CLAYTON — The head of the agency that operates Metro Transit says taking over the Loop Trolley may not be the best use of federal tax dollars, but letting it fail may be a good way to convince the federal government that St. Louis can’t be trusted with them.
Taulby Roach, CEO of Bi-State Development, on Tuesday updated the St. Louis County Council on a plan that would have the agency manage the trolley for four years without any new local government subsidies. Instead, he said, the system would use $1.9 million from the unspent balances of previous federal grants to get the moribund trolley back in service and able to sustain itself.
Roach scaled back a prior proposal that would have had Bi-State take over the trolley’s assets and liabilities, an idea that made some area officials uncomfortable. Instead, the 2.2-mile line would remain the property of the transportation district that was set up to fund the trolley, he said.
Bi-State committees will take up the issue on Friday and its full board at its next regular meeting in February. Any plan to include the trolley in the region’s transportation improvement program will need support from the region’s planning arm, East-West Gateway Council of Governments.
St. Louis County Executive Sam Page said in a statement, “I am reassured that no county funds are being spent on the Loop Trolley.”
Bi-State does not require the council’s approval for the trolley plan, but because St. Louis County is Bi-State’s biggest funding source by far, its support may be no less important. Several council members have said they would not support any plan that uses county tax dollars. And during a tense interrogation of Roach, Councilman Ernie Trakas, R-6th District, also took issue with its use of federal money, noting that the struggling system had other needs.

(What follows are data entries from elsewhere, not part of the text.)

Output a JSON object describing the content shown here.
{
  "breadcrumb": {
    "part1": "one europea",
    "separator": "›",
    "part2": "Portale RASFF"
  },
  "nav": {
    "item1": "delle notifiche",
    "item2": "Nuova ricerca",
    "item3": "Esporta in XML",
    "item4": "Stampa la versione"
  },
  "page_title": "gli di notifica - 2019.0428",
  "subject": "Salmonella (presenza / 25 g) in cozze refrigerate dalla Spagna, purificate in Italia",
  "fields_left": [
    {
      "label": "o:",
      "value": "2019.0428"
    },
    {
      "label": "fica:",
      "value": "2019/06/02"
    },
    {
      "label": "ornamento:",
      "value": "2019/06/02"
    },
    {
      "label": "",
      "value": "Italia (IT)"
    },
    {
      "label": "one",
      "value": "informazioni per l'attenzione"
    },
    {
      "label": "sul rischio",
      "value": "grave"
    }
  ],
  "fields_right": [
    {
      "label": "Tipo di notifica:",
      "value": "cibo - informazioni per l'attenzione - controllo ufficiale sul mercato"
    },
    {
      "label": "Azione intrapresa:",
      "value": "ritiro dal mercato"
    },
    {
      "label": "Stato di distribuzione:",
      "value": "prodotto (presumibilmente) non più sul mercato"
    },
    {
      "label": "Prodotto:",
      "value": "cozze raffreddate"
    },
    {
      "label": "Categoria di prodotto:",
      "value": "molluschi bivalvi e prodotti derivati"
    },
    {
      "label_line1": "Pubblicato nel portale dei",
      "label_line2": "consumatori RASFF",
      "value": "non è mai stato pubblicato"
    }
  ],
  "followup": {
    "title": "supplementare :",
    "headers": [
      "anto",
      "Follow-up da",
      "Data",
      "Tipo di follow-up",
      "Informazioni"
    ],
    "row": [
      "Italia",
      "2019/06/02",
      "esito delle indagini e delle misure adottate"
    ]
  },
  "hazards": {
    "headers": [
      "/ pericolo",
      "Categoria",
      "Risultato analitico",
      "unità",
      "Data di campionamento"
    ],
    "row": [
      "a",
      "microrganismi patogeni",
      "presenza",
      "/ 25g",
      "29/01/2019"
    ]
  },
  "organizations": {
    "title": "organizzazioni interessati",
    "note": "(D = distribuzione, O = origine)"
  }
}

In a letter to county officials, Roach wrote: “Please do not misconstrue my work toward finding a potential solution … as meaning that I necessarily think the Loop Trolley was the best way federal transportation dollars could ever have been spent. … Today we all find ourselves in the unenviable position of identifying a way to reassure the federal government that the St. Louis region can be trusted with federal investments by making the best out of a bad situation.”
The financially strapped trolley ended service on Dec. 29. Roach has warned that default could mean having to return some of the $36 million in federal aid that was part of the $51 million needed to build the line and make related street improvements. Trakas asked Roach if any federal official had ever told him that the region could lose out on future grants if it didn’t resuscitate the trolley.
“It’s far from a simple question,” Roach answered, telling Trakas that St. Louis competes with cities such as Cincinnati and Cleveland for hundreds of millions in discretionary federal transportation grants. He said Mokhtee Ahmad, regional administrator for the Federal Transit Administration’s Region VII, which includes Missouri, “is concerned about that default … and, of course, avoiding that default, not only for him, but for us, is something that we should try to do.”
Under his plan, Bi-State would receive about $1.1 million from the federal government to bridge the trolley’s current operating deficit and $800,000 to improve the equipment on the line. The funds previously had been awarded to Bi-State for capital projects that were completed under budget, Roach said. In an interview after the meeting, he told a reporter he did not know how much unspent grant money Bi-State had on hand but said it would need the FTA to sign off on any use of those dollars.
Bi-State would work to stabilize the trolley’s budget over that time by using efficiencies of the Metro district to reduce expenses and increase revenues from a sales tax in the transportation development district that funds the trolley.
Roach said the first year would see a deficit of nearly $250,000, which Bi-State would hope to narrow by the end of four years.
Bi-State would also quickly evaluate the trolley’s three vehicles to get them up to Metro’s operating standards and run a minimum of 61 hours per week. One of the three trolley cars has never been put into service, and the other two have experienced periodic breakdowns.
Among tenets of Roach’s plan to boost trolley ridership:
• The trolley would be incorporated into the Metro network, driving ridership through existing pass holders, especially from Washington University employees and students.
• The transportation district set up to fund the trolley would develop a program in which Loop business owners would encourage — or require — employees to hold monthly transit passes and park remotely from the Loop, using the trolley to get to and from work.
• The district would be incorporated into a Metro pass system that includes attractions in Forest Park with an aim toward attracting young employees who work at the zoo in the summer.
• The district would develop a “city pass” for tourists, bundling the trolley with other attractions such as the Arch and the zoo.
Why didn’t Bi-State run the trolley in the first place?
Former Bi-State CEO John Nations, in an interview last week, said the agency at one point in the advance planning had considered running the trolley but said he and others didn’t pursue it because of the question of what would happen if a subsidy was needed.
“The question became if the business model did not work as anticipated, what would be done about the shortfall?” Nations said.
He said it would be difficult to figure out how to apportion the cost of covering the shortfall, pointing out that Bi-State operates under contracts with St. Louis, St. Louis County, and St. Clair County to deliver specified services.
Mark Schlinkmann of the Post-Dispatch contributed to this report.